Using a Driver-Defined Callback Object

To use a callback object defined by another driver, a driver opens the object, then registers a routine to be called when the callback is triggered, as shown in the following figure. The driver requesting notification must know the name of the callback object and must understand the semantics of the arguments passed to the callback routine.

diagram illustrating registration for callback notification

Before it can open the object, the driver must call InitializeObjectAttributes to create an attribute block, specifying the name of the object. After it has a pointer to an attribute block, it calls ExCreateCallback, passing the attribute pointer, a location in which to receive a handle to the callback, and FALSE for the Create parameter, indicating that it requires an existing callback object.

The driver can then call ExRegisterCallback with the returned handle to register its callback routine.

The callback routine has the following prototype:

typedef VOID (*PCALLBACK_FUNCTION ) (
    IN PVOID CallbackContext,
    IN PVOID Argument1,
    IN PVOID Argument2
    );

The CallbackContext parameter is the context pointer to be passed to the callback routine each time it is called. Typically, this parameter is a pointer to a block of context data, which the caller should allocate from nonpaged pool if the routine can be called at DISPATCH_LEVEL. The two arguments are defined by the component that created the callback.

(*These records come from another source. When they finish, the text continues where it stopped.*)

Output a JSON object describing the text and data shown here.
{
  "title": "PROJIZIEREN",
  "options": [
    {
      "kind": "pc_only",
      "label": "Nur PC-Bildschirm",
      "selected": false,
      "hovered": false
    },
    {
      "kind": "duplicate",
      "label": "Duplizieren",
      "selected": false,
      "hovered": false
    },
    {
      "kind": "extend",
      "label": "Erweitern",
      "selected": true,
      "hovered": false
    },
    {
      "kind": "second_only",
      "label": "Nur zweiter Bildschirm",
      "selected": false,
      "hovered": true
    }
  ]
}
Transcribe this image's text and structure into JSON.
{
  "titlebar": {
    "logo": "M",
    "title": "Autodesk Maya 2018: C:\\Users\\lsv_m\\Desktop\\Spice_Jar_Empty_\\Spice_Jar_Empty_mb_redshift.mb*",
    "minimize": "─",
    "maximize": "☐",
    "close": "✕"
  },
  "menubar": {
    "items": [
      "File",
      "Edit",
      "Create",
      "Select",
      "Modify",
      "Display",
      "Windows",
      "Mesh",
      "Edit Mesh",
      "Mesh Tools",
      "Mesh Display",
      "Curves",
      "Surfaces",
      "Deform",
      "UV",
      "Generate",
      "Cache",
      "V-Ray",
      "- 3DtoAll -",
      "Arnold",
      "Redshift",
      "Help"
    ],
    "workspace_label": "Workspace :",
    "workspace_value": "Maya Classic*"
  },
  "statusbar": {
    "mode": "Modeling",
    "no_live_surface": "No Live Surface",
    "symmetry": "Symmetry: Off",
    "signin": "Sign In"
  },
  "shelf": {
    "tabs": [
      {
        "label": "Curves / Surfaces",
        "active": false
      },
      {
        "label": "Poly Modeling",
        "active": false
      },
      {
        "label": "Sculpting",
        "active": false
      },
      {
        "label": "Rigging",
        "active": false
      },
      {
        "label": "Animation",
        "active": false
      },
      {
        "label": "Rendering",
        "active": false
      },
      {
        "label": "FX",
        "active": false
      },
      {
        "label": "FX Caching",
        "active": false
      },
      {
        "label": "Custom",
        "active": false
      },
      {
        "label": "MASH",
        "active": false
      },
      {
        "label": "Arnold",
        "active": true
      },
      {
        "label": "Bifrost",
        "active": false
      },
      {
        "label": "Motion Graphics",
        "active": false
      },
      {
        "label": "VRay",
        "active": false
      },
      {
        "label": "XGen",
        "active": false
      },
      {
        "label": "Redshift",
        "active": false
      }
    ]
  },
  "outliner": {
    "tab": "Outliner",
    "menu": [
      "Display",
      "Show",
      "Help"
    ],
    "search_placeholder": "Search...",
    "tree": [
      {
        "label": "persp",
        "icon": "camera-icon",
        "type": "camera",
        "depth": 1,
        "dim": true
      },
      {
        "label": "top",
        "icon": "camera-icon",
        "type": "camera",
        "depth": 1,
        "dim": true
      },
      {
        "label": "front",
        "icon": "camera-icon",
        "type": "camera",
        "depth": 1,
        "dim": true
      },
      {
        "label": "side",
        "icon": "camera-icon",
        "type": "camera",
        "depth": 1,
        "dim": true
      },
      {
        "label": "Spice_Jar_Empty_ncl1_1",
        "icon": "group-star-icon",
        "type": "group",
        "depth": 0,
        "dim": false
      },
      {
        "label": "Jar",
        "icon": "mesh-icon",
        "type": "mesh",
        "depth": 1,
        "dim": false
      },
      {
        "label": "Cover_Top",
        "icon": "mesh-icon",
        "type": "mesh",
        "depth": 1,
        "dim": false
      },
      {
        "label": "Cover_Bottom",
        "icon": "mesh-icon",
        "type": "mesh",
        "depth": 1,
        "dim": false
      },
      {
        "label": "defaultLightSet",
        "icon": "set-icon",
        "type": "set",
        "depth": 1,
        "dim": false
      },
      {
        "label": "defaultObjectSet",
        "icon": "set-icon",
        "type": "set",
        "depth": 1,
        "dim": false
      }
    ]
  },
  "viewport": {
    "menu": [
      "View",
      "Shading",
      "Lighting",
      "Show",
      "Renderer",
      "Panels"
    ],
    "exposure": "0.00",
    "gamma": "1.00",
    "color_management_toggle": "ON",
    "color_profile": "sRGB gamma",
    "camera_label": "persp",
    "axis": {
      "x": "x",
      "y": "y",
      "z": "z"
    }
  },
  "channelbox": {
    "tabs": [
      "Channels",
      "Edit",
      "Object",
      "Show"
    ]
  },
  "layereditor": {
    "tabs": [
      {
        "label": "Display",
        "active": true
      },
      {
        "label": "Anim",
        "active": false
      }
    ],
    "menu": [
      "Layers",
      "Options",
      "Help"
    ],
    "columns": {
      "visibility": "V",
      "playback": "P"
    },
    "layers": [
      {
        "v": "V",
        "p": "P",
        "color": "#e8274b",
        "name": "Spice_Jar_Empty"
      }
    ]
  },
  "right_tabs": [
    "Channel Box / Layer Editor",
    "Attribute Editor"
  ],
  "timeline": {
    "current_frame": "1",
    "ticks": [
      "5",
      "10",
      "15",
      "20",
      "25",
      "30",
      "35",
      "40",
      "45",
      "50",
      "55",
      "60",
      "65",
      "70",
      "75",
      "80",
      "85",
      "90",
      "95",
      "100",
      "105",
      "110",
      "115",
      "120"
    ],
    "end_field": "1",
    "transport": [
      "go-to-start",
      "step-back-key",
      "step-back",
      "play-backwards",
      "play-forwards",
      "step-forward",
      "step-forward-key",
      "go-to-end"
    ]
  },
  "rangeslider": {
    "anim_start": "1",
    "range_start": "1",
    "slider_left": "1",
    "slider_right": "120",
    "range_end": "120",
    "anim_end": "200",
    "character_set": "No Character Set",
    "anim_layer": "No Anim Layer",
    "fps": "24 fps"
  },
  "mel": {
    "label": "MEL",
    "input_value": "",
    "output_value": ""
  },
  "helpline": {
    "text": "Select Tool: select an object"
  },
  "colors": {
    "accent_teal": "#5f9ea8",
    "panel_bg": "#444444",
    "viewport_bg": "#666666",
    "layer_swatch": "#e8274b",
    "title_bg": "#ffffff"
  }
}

Typically, the arguments provide information about the conditions that triggered the callback.

When the creator of the callback triggers notification, the system calls the registered routine, passing a pointer to the context and the two arguments. Values for the arguments are supplied by the component that created the callback. The callback routine is called at the same IRQL at which the creating driver triggered notification, which is always IRQL <= DISPATCH_LEVEL.

In its callback routine, a driver can perform whatever tasks it requires for the current conditions.

When the driver no longer requires notification, it should call ExUnregisterCallback to remove its routine from the list of registered callbacks and to remove its reference to the callback object.